=== INSTRUCTIONS FOR THE TASK ===
Every record must reappear in the answer exactly as given.

Component data from apps and pages:
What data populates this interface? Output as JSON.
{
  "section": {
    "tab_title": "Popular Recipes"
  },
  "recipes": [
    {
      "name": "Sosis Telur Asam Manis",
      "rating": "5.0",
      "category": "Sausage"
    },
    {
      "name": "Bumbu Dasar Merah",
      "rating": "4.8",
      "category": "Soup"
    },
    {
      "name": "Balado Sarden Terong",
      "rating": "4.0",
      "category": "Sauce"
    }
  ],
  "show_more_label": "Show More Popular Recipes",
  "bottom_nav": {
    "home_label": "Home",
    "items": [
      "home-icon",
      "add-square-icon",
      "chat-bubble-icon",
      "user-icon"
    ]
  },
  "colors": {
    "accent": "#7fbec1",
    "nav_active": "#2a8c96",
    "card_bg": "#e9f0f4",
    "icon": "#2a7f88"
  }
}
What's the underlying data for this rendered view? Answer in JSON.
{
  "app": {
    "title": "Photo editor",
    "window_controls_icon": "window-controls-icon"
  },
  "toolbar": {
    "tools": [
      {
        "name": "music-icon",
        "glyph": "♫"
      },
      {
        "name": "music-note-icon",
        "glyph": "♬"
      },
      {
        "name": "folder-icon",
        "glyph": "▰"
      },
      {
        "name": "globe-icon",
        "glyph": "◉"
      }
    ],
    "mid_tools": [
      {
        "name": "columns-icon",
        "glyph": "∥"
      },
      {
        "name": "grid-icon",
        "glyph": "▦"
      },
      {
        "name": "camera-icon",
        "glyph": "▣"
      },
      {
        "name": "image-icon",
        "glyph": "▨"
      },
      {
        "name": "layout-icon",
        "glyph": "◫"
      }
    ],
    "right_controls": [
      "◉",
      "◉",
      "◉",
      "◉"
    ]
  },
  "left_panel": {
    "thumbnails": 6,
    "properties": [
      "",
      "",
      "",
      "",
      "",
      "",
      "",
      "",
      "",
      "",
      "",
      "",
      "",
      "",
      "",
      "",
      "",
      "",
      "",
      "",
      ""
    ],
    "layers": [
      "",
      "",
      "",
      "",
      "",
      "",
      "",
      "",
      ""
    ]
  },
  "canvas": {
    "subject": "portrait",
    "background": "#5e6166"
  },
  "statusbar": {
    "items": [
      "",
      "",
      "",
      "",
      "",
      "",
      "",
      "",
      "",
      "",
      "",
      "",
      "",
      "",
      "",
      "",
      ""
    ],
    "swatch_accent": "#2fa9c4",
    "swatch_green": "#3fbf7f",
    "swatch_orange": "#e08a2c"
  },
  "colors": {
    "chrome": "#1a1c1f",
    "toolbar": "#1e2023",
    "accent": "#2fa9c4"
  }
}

=== PROBLEM SOLUTION ===
What data populates this interface? Output as JSON.
{
  "section": {
    "tab_title": "Popular Recipes"
  },
  "recipes": [
    {
      "name": "Sosis Telur Asam Manis",
      "rating": "5.0",
      "category": "Sausage"
    },
    {
      "name": "Bumbu Dasar Merah",
      "rating": "4.8",
      "category": "Soup"
    },
    {
      "name": "Balado Sarden Terong",
      "rating": "4.0",
      "category": "Sauce"
    }
  ],
  "show_more_label": "Show More Popular Recipes",
  "bottom_nav": {
    "home_label": "Home",
    "items": [
      "home-icon",
      "add-square-icon",
      "chat-bubble-icon",
      "user-icon"
    ]
  },
  "colors": {
    "accent": "#7fbec1",
    "nav_active": "#2a8c96",
    "card_bg": "#e9f0f4",
    "icon": "#2a7f88"
  }
}
What's the underlying data for this rendered view? Answer in JSON.
{
  "app": {
    "title": "Photo editor",
    "window_controls_icon": "window-controls-icon"
  },
  "toolbar": {
    "tools": [
      {
        "name": "music-icon",
        "glyph": "♫"
      },
      {
        "name": "music-note-icon",
        "glyph": "♬"
      },
      {
        "name": "folder-icon",
        "glyph": "▰"
      },
      {
        "name": "globe-icon",
        "glyph": "◉"
      }
    ],
    "mid_tools": [
      {
        "name": "columns-icon",
        "glyph": "∥"
      },
      {
        "name": "grid-icon",
        "glyph": "▦"
      },
      {
        "name": "camera-icon",
        "glyph": "▣"
      },
      {
        "name": "image-icon",
        "glyph": "▨"
      },
      {
        "name": "layout-icon",
        "glyph": "◫"
      }
    ],
    "right_controls": [
      "◉",
      "◉",
      "◉",
      "◉"
    ]
  },
  "left_panel": {
    "thumbnails": 6,
    "properties": [
      "",
      "",
      "",
      "",
      "",
      "",
      "",
      "",
      "",
      "",
      "",
      "",
      "",
      "",
      "",
      "",
      "",
      "",
      "",
      "",
      ""
    ],
    "layers": [
      "",
      "",
      "",
      "",
      "",
      "",
      "",
      "",
      ""
    ]
  },
  "canvas": {
    "subject": "portrait",
    "background": "#5e6166"
  },
  "statusbar": {
    "items": [
      "",
      "",
      "",
      "",
      "",
      "",
      "",
      "",
      "",
      "",
      "",
      "",
      "",
      "",
      "",
      "",
      ""
    ],
    "swatch_accent": "#2fa9c4",
    "swatch_green": "#3fbf7f",
    "swatch_orange": "#e08a2c"
  },
  "colors": {
    "chrome": "#1a1c1f",
    "toolbar": "#1e2023",
    "accent": "#2fa9c4"
  }
}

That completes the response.